## STORED DATA

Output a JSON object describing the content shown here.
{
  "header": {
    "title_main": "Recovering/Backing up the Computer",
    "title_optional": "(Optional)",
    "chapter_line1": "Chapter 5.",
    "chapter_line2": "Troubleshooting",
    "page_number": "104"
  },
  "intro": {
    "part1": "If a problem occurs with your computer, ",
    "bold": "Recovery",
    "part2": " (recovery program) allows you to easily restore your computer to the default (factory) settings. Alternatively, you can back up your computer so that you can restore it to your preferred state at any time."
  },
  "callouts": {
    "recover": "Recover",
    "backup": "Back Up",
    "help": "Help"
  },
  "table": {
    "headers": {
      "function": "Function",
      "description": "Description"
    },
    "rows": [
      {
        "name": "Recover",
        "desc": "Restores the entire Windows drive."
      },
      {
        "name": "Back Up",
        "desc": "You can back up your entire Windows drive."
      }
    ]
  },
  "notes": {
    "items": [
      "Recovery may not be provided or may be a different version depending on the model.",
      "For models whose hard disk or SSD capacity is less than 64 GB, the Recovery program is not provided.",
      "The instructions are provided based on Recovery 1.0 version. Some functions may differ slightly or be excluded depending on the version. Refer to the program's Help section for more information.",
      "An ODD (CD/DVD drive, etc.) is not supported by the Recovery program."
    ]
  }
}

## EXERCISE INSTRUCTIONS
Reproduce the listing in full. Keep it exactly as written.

## EXERCISE RESPONSE
Output a JSON object describing the content shown here.
{
  "header": {
    "title_main": "Recovering/Backing up the Computer",
    "title_optional": "(Optional)",
    "chapter_line1": "Chapter 5.",
    "chapter_line2": "Troubleshooting",
    "page_number": "104"
  },
  "intro": {
    "part1": "If a problem occurs with your computer, ",
    "bold": "Recovery",
    "part2": " (recovery program) allows you to easily restore your computer to the default (factory) settings. Alternatively, you can back up your computer so that you can restore it to your preferred state at any time."
  },
  "callouts": {
    "recover": "Recover",
    "backup": "Back Up",
    "help": "Help"
  },
  "table": {
    "headers": {
      "function": "Function",
      "description": "Description"
    },
    "rows": [
      {
        "name": "Recover",
        "desc": "Restores the entire Windows drive."
      },
      {
        "name": "Back Up",
        "desc": "You can back up your entire Windows drive."
      }
    ]
  },
  "notes": {
    "items": [
      "Recovery may not be provided or may be a different version depending on the model.",
      "For models whose hard disk or SSD capacity is less than 64 GB, the Recovery program is not provided.",
      "The instructions are provided based on Recovery 1.0 version. Some functions may differ slightly or be excluded depending on the version. Refer to the program's Help section for more information.",
      "An ODD (CD/DVD drive, etc.) is not supported by the Recovery program."
    ]
  }
}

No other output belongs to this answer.